September 9, 2011 (Al Jazeera)
September 9, 2011 (Al Jazeera)
Fighters belonging to the Libyan National Transitional Council (NTC) say they have entered the loyalist stronghold of Bani Walid, with street fighting reported to be taking place in the town, 150km southeast of the capital Tripoli.
The news came just hours after Muammar Gaddafi’s loyalists fired Grad rocket barrages at the fighters besieging Bani Walid and Sirte, a coastal city also under the deposed leader’s control.
Abdullah Kenshil, the former rebels’ chief negotiator, said the former rebels were fighting gunmen positioned in houses in the town of Bani Walid and the hills that overlooked it. “They are inside the city. They are fighting with snipers….They forced this on us and it was in self-defence.”
Revolutionary forces also battled loyalists to the east of Sirte on the Mediterranean coast, but were forced to pull back after taking heavy casualties in close-quarters fighting, a spokesman said.
Friday’s fighting erupted a day before a deadline issued for the loyalists’ surrender.
The NTC has given loyalists in Bani Walid and Sirte until Saturday to give up peacefully or face attack, although previous deadlines have been extended to allow more time for talks.
Ambulances moved back and forth to transfer casualties from near Bani Walid, as NTC fighters grabbed crates of rocket-propelled grenades and mortars and raced to the front.
And in Teassain, 90km east of Sirte, witnesses told the Reuters news agency they saw heavy rocket exchanges between NTC forces and Gaddafi loyalists.
Kenshil told Al Jazeera earlier on Friday: “I think we are very close. We are pushing further and we hope we can take the city without further fighting.
“But from our experience, they [pro-Gaddafi troops] are fighters – very professional, from different parts of Libya and also mercenaries … once we engage with them they throw down their weapons. There are snipers who shoot at the troops and at civilians,” he said.
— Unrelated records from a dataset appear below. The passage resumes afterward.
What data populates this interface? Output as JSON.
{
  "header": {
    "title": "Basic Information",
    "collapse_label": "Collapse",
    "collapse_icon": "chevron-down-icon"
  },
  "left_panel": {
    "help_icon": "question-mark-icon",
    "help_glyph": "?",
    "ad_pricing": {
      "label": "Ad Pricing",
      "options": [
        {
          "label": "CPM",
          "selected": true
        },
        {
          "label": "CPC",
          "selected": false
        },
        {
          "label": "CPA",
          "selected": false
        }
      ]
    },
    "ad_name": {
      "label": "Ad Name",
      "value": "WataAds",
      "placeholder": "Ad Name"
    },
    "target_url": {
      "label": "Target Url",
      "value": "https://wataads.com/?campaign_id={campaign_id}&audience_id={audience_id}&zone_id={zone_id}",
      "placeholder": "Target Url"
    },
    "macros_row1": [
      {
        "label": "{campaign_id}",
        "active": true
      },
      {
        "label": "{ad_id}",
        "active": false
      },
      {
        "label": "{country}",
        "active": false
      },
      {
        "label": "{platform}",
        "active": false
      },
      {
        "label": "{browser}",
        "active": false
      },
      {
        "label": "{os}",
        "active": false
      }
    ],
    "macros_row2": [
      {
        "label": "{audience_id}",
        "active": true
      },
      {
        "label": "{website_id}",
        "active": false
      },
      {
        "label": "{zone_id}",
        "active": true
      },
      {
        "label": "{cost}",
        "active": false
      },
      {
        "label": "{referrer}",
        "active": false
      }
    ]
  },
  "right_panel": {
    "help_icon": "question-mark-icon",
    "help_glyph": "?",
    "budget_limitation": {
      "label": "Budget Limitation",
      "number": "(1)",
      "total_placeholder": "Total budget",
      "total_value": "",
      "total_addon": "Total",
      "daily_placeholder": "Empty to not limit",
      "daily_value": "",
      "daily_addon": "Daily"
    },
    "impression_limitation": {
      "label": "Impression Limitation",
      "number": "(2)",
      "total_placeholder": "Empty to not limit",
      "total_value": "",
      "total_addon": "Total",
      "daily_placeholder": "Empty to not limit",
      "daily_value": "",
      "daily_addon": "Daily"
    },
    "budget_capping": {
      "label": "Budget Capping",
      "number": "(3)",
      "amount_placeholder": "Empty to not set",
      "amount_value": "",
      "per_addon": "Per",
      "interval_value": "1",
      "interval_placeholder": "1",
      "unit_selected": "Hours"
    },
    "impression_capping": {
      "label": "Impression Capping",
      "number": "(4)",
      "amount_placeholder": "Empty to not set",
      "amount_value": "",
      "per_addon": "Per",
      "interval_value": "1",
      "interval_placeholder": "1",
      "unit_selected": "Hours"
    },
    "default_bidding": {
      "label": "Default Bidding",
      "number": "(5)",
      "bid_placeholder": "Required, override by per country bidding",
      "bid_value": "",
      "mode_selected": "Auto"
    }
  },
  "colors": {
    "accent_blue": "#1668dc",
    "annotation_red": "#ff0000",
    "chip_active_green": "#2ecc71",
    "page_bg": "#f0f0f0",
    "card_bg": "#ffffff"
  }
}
“We’ve entered the area from the east, north and south. The deadline is finished. They [pro-Gaddafi troops] finished it.”
Gaddafi’s own location has been a mystery since Tripoli fell to opposition fighters on August 23 after a six-month civil war.
‘Worst case scenario’
Gaddafi insisted in a defiant audio message broadcast on Thursday that he was still in Libya to lead the fight against what he called the”rats” and “stray dogs” who had taken over Tripoli.
But four of his senior officials, including his air-force commander and a general in charge of his forces in the south, were among a new group of Libyans who have fled to neighbouring Niger, according to officials in Niger.
General Ali Kana, the southern commander, and Ali Sharifal-Rifi, the air force chief, were among 14 Libyans who arrived in the northern Niger town of Agadez on Thursday after crossing the border in a convoy of four-wheel drive vehicles, they said.
A Reuters reporter in Agadez said the four senior men were staying at the luxury Etoile du Tenere hotel, said to be owned by Gaddafi, who stayed there during a Muslim holiday in 2007.
Niger, under pressure from Western powers and Libya’s new rulers to hand over former Gaddafi officials suspected of human-rights abuses, said it would respect its commitments to the ICC if Gaddafi or his sons entered the country.
“We are signatories of the [Hague-based International Criminal Court, or ICC] Rome Statute so they know what they are exposed to if they come,” Massaoudou Hassoumi, the head of President Mahamadou Issoufou’s cabinet, said.
He said the latest arrivals were “under control” in Agadez, through which the head of Gaddafi’s security brigades, Mansour Dhao, passed earlier this week en route to Niger’s capital, Niamey.
“We are taking them in on humanitarian grounds. No one has told us that these are wanted people,” Hassoumi said.
Niger, which only this year returned to civilian rule and is fighting al-Qaeda-linked groups in its desert north, fears the Libya conflict might spill over, Hassoumi said.
“We have prepared for a worst-case scenario, for example if Bani Walid and Sirte were to fall by force, it could cause a massive stampede of armed groups into Niger,” he said.